Please output the data exactly, minus pictures.
[[ RECORDS FOR THE EXERCISE, beginning ]]
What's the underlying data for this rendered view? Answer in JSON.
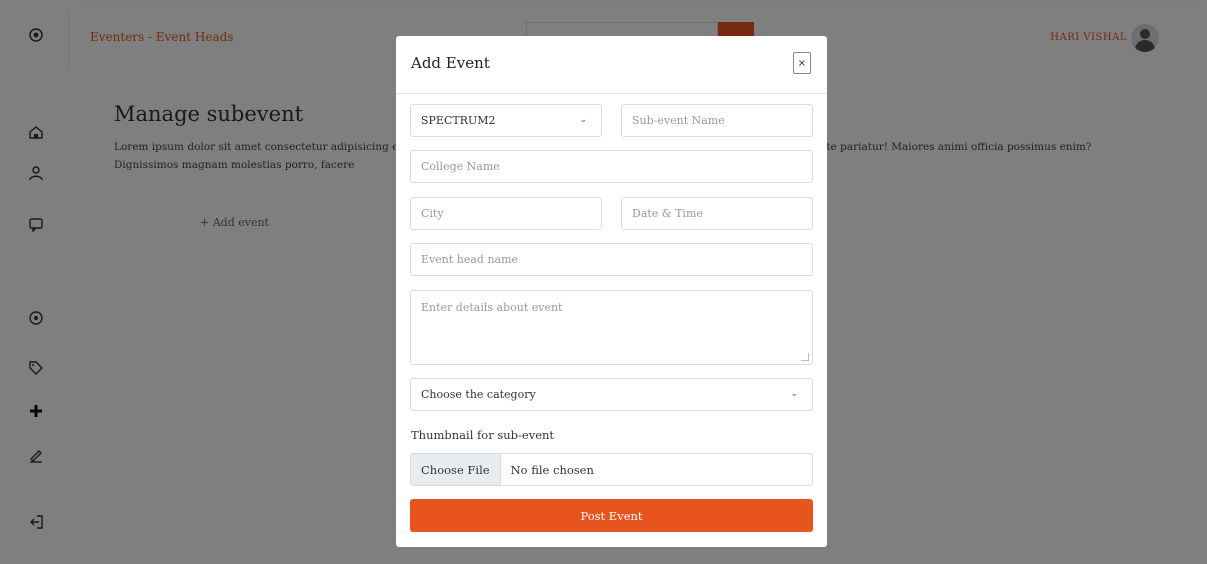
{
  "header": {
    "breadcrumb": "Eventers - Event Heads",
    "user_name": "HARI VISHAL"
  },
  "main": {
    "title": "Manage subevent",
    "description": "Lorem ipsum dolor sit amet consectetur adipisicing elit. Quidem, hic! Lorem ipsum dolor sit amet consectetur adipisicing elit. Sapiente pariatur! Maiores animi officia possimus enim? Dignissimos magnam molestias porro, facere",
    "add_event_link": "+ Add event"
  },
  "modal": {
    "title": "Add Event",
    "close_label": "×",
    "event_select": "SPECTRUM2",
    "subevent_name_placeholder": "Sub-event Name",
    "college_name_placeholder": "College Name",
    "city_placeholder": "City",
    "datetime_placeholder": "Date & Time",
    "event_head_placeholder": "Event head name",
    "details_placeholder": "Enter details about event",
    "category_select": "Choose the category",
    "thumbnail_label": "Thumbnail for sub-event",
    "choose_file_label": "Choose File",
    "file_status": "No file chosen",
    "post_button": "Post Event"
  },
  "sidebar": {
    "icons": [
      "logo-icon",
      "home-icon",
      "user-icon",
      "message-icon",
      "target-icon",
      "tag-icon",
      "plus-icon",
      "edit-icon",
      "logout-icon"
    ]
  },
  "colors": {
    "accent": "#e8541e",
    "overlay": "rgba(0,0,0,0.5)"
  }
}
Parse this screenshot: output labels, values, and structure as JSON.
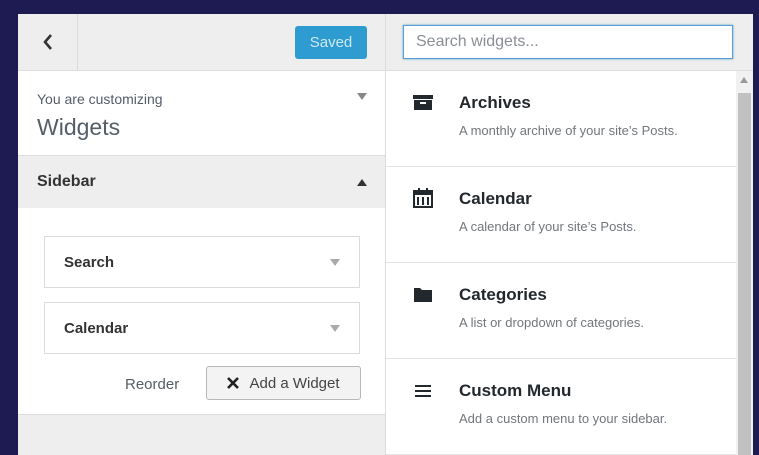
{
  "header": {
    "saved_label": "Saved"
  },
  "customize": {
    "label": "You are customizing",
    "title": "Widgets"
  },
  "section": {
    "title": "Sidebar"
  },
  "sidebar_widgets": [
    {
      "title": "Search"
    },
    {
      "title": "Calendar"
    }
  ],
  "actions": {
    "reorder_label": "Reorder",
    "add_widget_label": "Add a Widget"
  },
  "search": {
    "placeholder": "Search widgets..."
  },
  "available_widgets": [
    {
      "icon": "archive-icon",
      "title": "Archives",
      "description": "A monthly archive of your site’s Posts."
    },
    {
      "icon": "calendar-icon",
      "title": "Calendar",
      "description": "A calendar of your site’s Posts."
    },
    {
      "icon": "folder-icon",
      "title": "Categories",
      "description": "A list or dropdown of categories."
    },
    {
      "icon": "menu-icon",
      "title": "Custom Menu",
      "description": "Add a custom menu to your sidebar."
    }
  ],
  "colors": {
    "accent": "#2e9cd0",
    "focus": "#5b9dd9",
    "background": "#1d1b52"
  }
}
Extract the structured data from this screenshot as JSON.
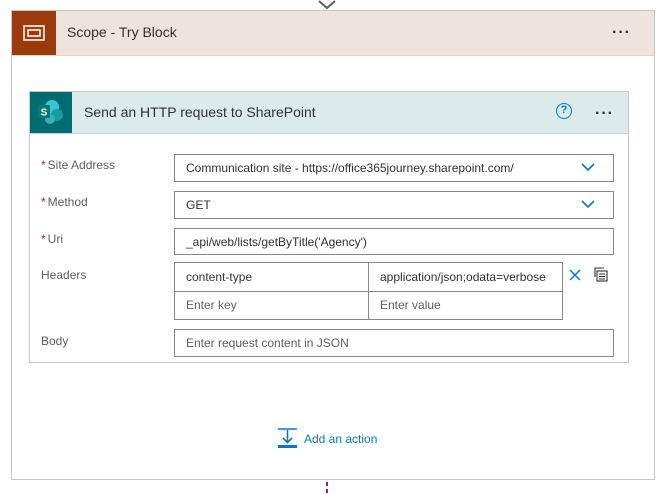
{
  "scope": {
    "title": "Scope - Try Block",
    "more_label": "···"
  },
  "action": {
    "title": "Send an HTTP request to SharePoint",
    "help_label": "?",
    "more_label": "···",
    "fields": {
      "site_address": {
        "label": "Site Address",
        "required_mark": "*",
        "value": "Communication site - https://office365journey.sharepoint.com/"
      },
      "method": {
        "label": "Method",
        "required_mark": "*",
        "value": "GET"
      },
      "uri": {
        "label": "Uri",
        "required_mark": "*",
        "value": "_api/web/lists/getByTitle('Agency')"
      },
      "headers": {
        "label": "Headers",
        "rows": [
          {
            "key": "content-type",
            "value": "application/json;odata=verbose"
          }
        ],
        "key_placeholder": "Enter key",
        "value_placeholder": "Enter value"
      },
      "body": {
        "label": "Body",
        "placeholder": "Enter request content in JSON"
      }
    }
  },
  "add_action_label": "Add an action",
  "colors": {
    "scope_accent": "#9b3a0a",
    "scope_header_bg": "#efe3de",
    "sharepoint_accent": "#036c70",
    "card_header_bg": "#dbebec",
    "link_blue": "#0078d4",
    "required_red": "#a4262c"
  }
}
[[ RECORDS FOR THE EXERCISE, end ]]
- **FINAL ANSWER**
What's the underlying data for this rendered view? Answer in JSON.
{
  "header": {
    "breadcrumb": "Eventers - Event Heads",
    "user_name": "HARI VISHAL"
  },
  "main": {
    "title": "Manage subevent",
    "description": "Lorem ipsum dolor sit amet consectetur adipisicing elit. Quidem, hic! Lorem ipsum dolor sit amet consectetur adipisicing elit. Sapiente pariatur! Maiores animi officia possimus enim? Dignissimos magnam molestias porro, facere",
    "add_event_link": "+ Add event"
  },
  "modal": {
    "title": "Add Event",
    "close_label": "×",
    "event_select": "SPECTRUM2",
    "subevent_name_placeholder": "Sub-event Name",
    "college_name_placeholder": "College Name",
    "city_placeholder": "City",
    "datetime_placeholder": "Date & Time",
    "event_head_placeholder": "Event head name",
    "details_placeholder": "Enter details about event",
    "category_select": "Choose the category",
    "thumbnail_label": "Thumbnail for sub-event",
    "choose_file_label": "Choose File",
    "file_status": "No file chosen",
    "post_button": "Post Event"
  },
  "sidebar": {
    "icons": [
      "logo-icon",
      "home-icon",
      "user-icon",
      "message-icon",
      "target-icon",
      "tag-icon",
      "plus-icon",
      "edit-icon",
      "logout-icon"
    ]
  },
  "colors": {
    "accent": "#e8541e",
    "overlay": "rgba(0,0,0,0.5)"
  }
}
Parse this screenshot: output labels, values, and structure as JSON.
{
  "header": {
    "saved_label": "Saved"
  },
  "customize": {
    "label": "You are customizing",
    "title": "Widgets"
  },
  "section": {
    "title": "Sidebar"
  },
  "sidebar_widgets": [
    {
      "title": "Search"
    },
    {
      "title": "Calendar"
    }
  ],
  "actions": {
    "reorder_label": "Reorder",
    "add_widget_label": "Add a Widget"
  },
  "search": {
    "placeholder": "Search widgets..."
  },
  "available_widgets": [
    {
      "icon": "archive-icon",
      "title": "Archives",
      "description": "A monthly archive of your site’s Posts."
    },
    {
      "icon": "calendar-icon",
      "title": "Calendar",
      "description": "A calendar of your site’s Posts."
    },
    {
      "icon": "folder-icon",
      "title": "Categories",
      "description": "A list or dropdown of categories."
    },
    {
      "icon": "menu-icon",
      "title": "Custom Menu",
      "description": "Add a custom menu to your sidebar."
    }
  ],
  "colors": {
    "accent": "#2e9cd0",
    "focus": "#5b9dd9",
    "background": "#1d1b52"
  }
}
Extract the structured data from this screenshot as JSON.
{
  "scope": {
    "title": "Scope - Try Block",
    "more_label": "···"
  },
  "action": {
    "title": "Send an HTTP request to SharePoint",
    "help_label": "?",
    "more_label": "···",
    "fields": {
      "site_address": {
        "label": "Site Address",
        "required_mark": "*",
        "value": "Communication site - https://office365journey.sharepoint.com/"
      },
      "method": {
        "label": "Method",
        "required_mark": "*",
        "value": "GET"
      },
      "uri": {
        "label": "Uri",
        "required_mark": "*",
        "value": "_api/web/lists/getByTitle('Agency')"
      },
      "headers": {
        "label": "Headers",
        "rows": [
          {
            "key": "content-type",
            "value": "application/json;odata=verbose"
          }
        ],
        "key_placeholder": "Enter key",
        "value_placeholder": "Enter value"
      },
      "body": {
        "label": "Body",
        "placeholder": "Enter request content in JSON"
      }
    }
  },
  "add_action_label": "Add an action",
  "colors": {
    "scope_accent": "#9b3a0a",
    "scope_header_bg": "#efe3de",
    "sharepoint_accent": "#036c70",
    "card_header_bg": "#dbebec",
    "link_blue": "#0078d4",
    "required_red": "#a4262c"
  }
}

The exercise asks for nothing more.